To do
Copy, from the entries below, each line in which the string "this" appears.

Excerpts from a dataset
····················

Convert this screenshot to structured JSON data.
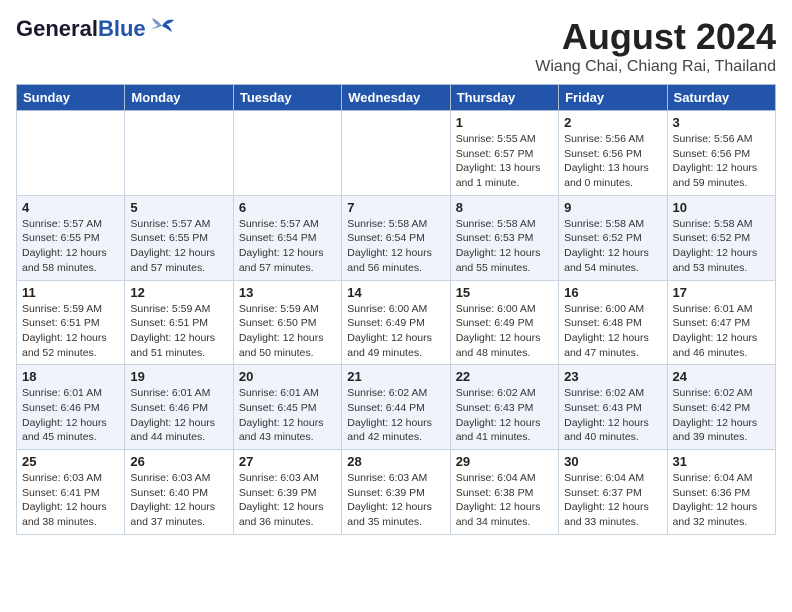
{
  "header": {
    "logo_general": "General",
    "logo_blue": "Blue",
    "month_title": "August 2024",
    "location": "Wiang Chai, Chiang Rai, Thailand"
  },
  "weekdays": [
    "Sunday",
    "Monday",
    "Tuesday",
    "Wednesday",
    "Thursday",
    "Friday",
    "Saturday"
  ],
  "weeks": [
    [
      {
        "day": "",
        "info": ""
      },
      {
        "day": "",
        "info": ""
      },
      {
        "day": "",
        "info": ""
      },
      {
        "day": "",
        "info": ""
      },
      {
        "day": "1",
        "info": "Sunrise: 5:55 AM\nSunset: 6:57 PM\nDaylight: 13 hours\nand 1 minute."
      },
      {
        "day": "2",
        "info": "Sunrise: 5:56 AM\nSunset: 6:56 PM\nDaylight: 13 hours\nand 0 minutes."
      },
      {
        "day": "3",
        "info": "Sunrise: 5:56 AM\nSunset: 6:56 PM\nDaylight: 12 hours\nand 59 minutes."
      }
    ],
    [
      {
        "day": "4",
        "info": "Sunrise: 5:57 AM\nSunset: 6:55 PM\nDaylight: 12 hours\nand 58 minutes."
      },
      {
        "day": "5",
        "info": "Sunrise: 5:57 AM\nSunset: 6:55 PM\nDaylight: 12 hours\nand 57 minutes."
      },
      {
        "day": "6",
        "info": "Sunrise: 5:57 AM\nSunset: 6:54 PM\nDaylight: 12 hours\nand 57 minutes."
      },
      {
        "day": "7",
        "info": "Sunrise: 5:58 AM\nSunset: 6:54 PM\nDaylight: 12 hours\nand 56 minutes."
      },
      {
        "day": "8",
        "info": "Sunrise: 5:58 AM\nSunset: 6:53 PM\nDaylight: 12 hours\nand 55 minutes."
      },
      {
        "day": "9",
        "info": "Sunrise: 5:58 AM\nSunset: 6:52 PM\nDaylight: 12 hours\nand 54 minutes."
      },
      {
        "day": "10",
        "info": "Sunrise: 5:58 AM\nSunset: 6:52 PM\nDaylight: 12 hours\nand 53 minutes."
      }
    ],
    [
      {
        "day": "11",
        "info": "Sunrise: 5:59 AM\nSunset: 6:51 PM\nDaylight: 12 hours\nand 52 minutes."
      },
      {
        "day": "12",
        "info": "Sunrise: 5:59 AM\nSunset: 6:51 PM\nDaylight: 12 hours\nand 51 minutes."
      },
      {
        "day": "13",
        "info": "Sunrise: 5:59 AM\nSunset: 6:50 PM\nDaylight: 12 hours\nand 50 minutes."
      },
      {
        "day": "14",
        "info": "Sunrise: 6:00 AM\nSunset: 6:49 PM\nDaylight: 12 hours\nand 49 minutes."
      },
      {
        "day": "15",
        "info": "Sunrise: 6:00 AM\nSunset: 6:49 PM\nDaylight: 12 hours\nand 48 minutes."
      },
      {
        "day": "16",
        "info": "Sunrise: 6:00 AM\nSunset: 6:48 PM\nDaylight: 12 hours\nand 47 minutes."
      },
      {
        "day": "17",
        "info": "Sunrise: 6:01 AM\nSunset: 6:47 PM\nDaylight: 12 hours\nand 46 minutes."
      }
    ],
    [
      {
        "day": "18",
        "info": "Sunrise: 6:01 AM\nSunset: 6:46 PM\nDaylight: 12 hours\nand 45 minutes."
      },
      {
        "day": "19",
        "info": "Sunrise: 6:01 AM\nSunset: 6:46 PM\nDaylight: 12 hours\nand 44 minutes."
      },
      {
        "day": "20",
        "info": "Sunrise: 6:01 AM\nSunset: 6:45 PM\nDaylight: 12 hours\nand 43 minutes."
      },
      {
        "day": "21",
        "info": "Sunrise: 6:02 AM\nSunset: 6:44 PM\nDaylight: 12 hours\nand 42 minutes."
      },
      {
        "day": "22",
        "info": "Sunrise: 6:02 AM\nSunset: 6:43 PM\nDaylight: 12 hours\nand 41 minutes."
      },
      {
        "day": "23",
        "info": "Sunrise: 6:02 AM\nSunset: 6:43 PM\nDaylight: 12 hours\nand 40 minutes."
      },
      {
        "day": "24",
        "info": "Sunrise: 6:02 AM\nSunset: 6:42 PM\nDaylight: 12 hours\nand 39 minutes."
      }
    ],
    [
      {
        "day": "25",
        "info": "Sunrise: 6:03 AM\nSunset: 6:41 PM\nDaylight: 12 hours\nand 38 minutes."
      },
      {
        "day": "26",
        "info": "Sunrise: 6:03 AM\nSunset: 6:40 PM\nDaylight: 12 hours\nand 37 minutes."
      },
      {
        "day": "27",
        "info": "Sunrise: 6:03 AM\nSunset: 6:39 PM\nDaylight: 12 hours\nand 36 minutes."
      },
      {
        "day": "28",
        "info": "Sunrise: 6:03 AM\nSunset: 6:39 PM\nDaylight: 12 hours\nand 35 minutes."
      },
      {
        "day": "29",
        "info": "Sunrise: 6:04 AM\nSunset: 6:38 PM\nDaylight: 12 hours\nand 34 minutes."
      },
      {
        "day": "30",
        "info": "Sunrise: 6:04 AM\nSunset: 6:37 PM\nDaylight: 12 hours\nand 33 minutes."
      },
      {
        "day": "31",
        "info": "Sunrise: 6:04 AM\nSunset: 6:36 PM\nDaylight: 12 hours\nand 32 minutes."
      }
    ]
  ]
}
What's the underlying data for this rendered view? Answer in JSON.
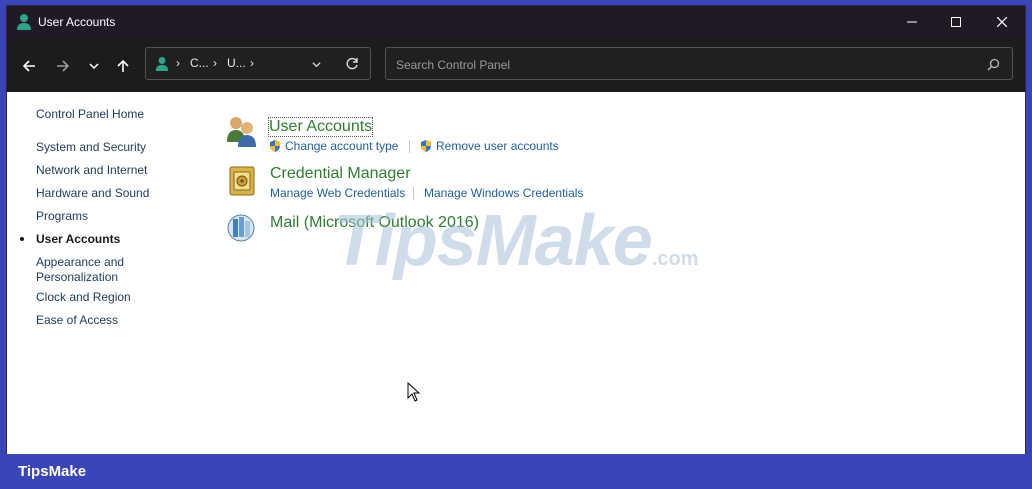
{
  "window": {
    "title": "User Accounts",
    "minimize_icon": "minimize-icon",
    "maximize_icon": "maximize-icon",
    "close_icon": "close-icon"
  },
  "toolbar": {
    "breadcrumb": [
      "C...",
      "U..."
    ],
    "search_placeholder": "Search Control Panel"
  },
  "sidebar": {
    "items": [
      {
        "label": "Control Panel Home"
      },
      {
        "label": "System and Security"
      },
      {
        "label": "Network and Internet"
      },
      {
        "label": "Hardware and Sound"
      },
      {
        "label": "Programs"
      },
      {
        "label": "User Accounts",
        "active": true
      },
      {
        "label": "Appearance and"
      },
      {
        "label": "Personalization"
      },
      {
        "label": "Clock and Region"
      },
      {
        "label": "Ease of Access"
      }
    ]
  },
  "categories": [
    {
      "title": "User Accounts",
      "links": [
        "Change account type",
        "Remove user accounts"
      ]
    },
    {
      "title": "Credential Manager",
      "links": [
        "Manage Web Credentials",
        "Manage Windows Credentials"
      ]
    },
    {
      "title": "Mail (Microsoft Outlook 2016)",
      "links": []
    }
  ],
  "watermark": {
    "main": "TipsMake",
    "suffix": ".com"
  },
  "footer": {
    "brand": "TipsMake"
  },
  "colors": {
    "accent_green": "#2e7d32",
    "link_blue": "#1f5e9e",
    "titlebar": "#1f1a26",
    "frame": "#3a45b8"
  }
}
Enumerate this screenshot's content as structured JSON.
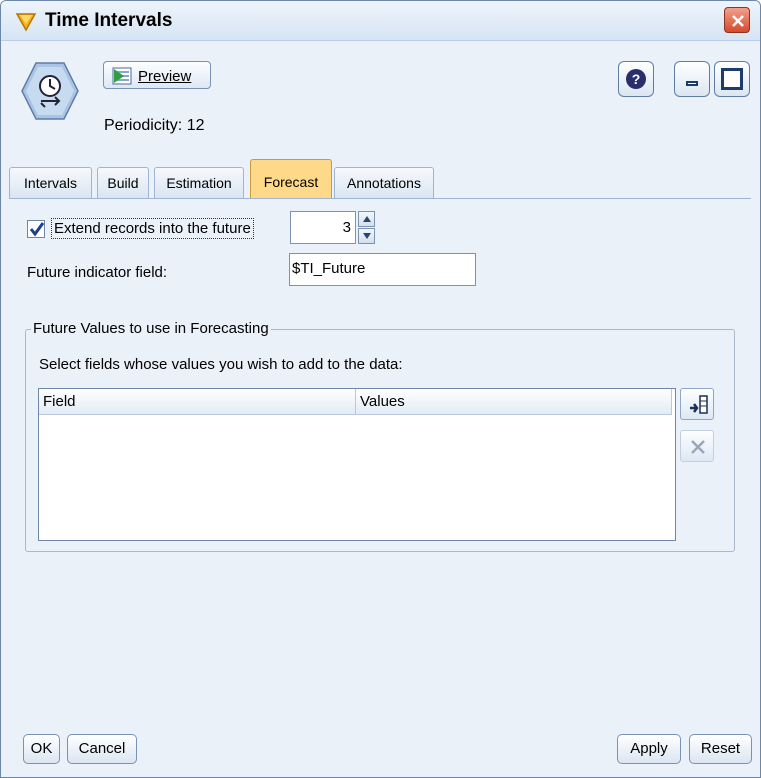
{
  "window": {
    "title": "Time Intervals"
  },
  "toolbar": {
    "preview_label": "Preview",
    "periodicity_text": "Periodicity: 12"
  },
  "tabs": [
    {
      "label": "Intervals"
    },
    {
      "label": "Build"
    },
    {
      "label": "Estimation"
    },
    {
      "label": "Forecast",
      "active": true
    },
    {
      "label": "Annotations"
    }
  ],
  "forecast": {
    "extend_checkbox_label": "Extend records into the future",
    "extend_checked": true,
    "extend_value": "3",
    "future_indicator_label": "Future indicator field:",
    "future_indicator_value": "$TI_Future",
    "group_title": "Future Values to use in Forecasting",
    "select_label": "Select fields whose values you wish to add to the data:",
    "table_columns": [
      "Field",
      "Values"
    ],
    "table_rows": []
  },
  "footer": {
    "ok_label": "OK",
    "cancel_label": "Cancel",
    "apply_label": "Apply",
    "reset_label": "Reset"
  },
  "icons": {
    "title": "diamond-node-icon",
    "node": "clock-node-icon",
    "preview": "preview-icon",
    "help": "help-icon",
    "minimize": "minimize-icon",
    "maximize": "maximize-icon",
    "close": "close-icon",
    "add_field": "field-picker-icon",
    "delete": "delete-icon"
  },
  "colors": {
    "active_tab": "#ffd98a",
    "window_bg": "#eaf1f9",
    "close_button": "#d44a2b"
  }
}
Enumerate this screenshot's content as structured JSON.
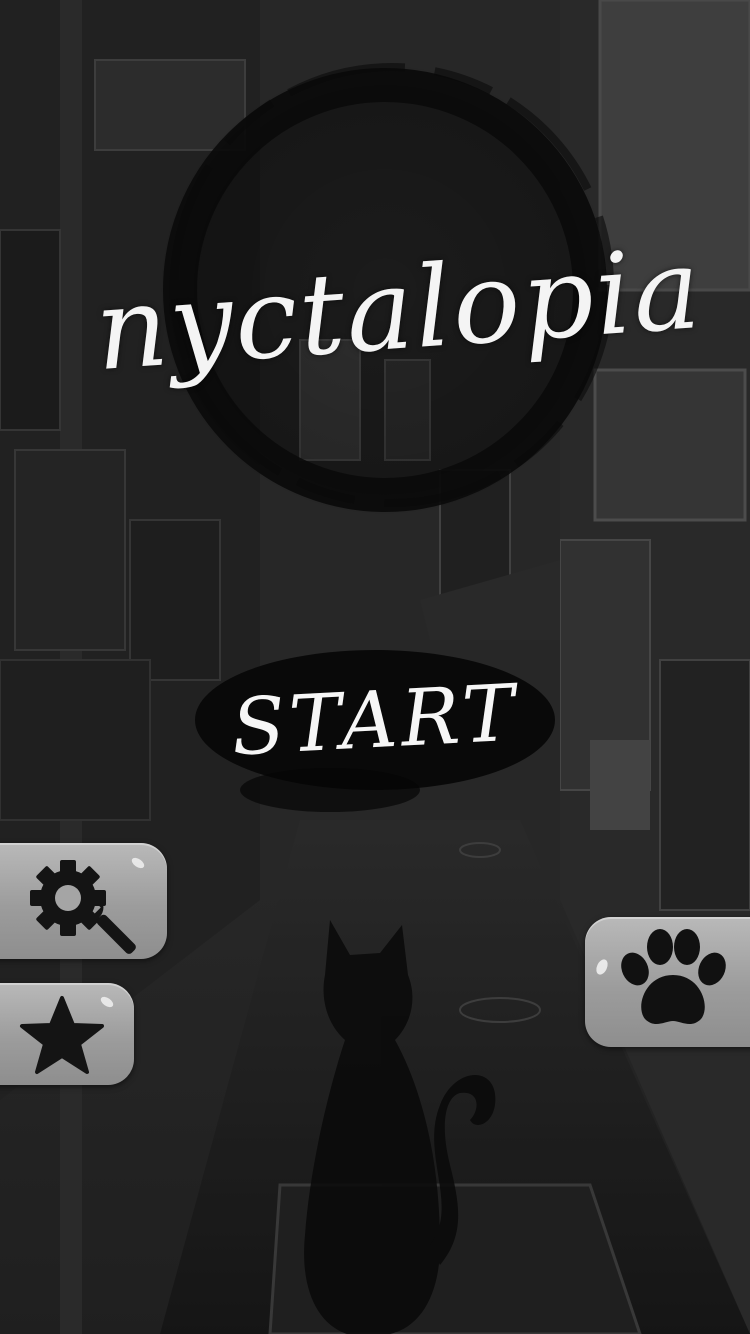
{
  "game": {
    "title": "nyctalopia",
    "start_label": "START"
  },
  "buttons": {
    "settings_icon": "gear-wrench-icon",
    "favorites_icon": "star-icon",
    "pets_icon": "paw-icon"
  },
  "colors": {
    "background": "#2a2a2a",
    "ink": "#0b0b0b",
    "text": "#f4f4f4",
    "button": "#a8a8a8"
  }
}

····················

Task answer
Convert this screenshot to structured JSON data.
What's the underlying data for this rendered view? Answer in JSON.
Enumerate this screenshot's content as structured JSON.
Enumerate this screenshot's content as structured JSON.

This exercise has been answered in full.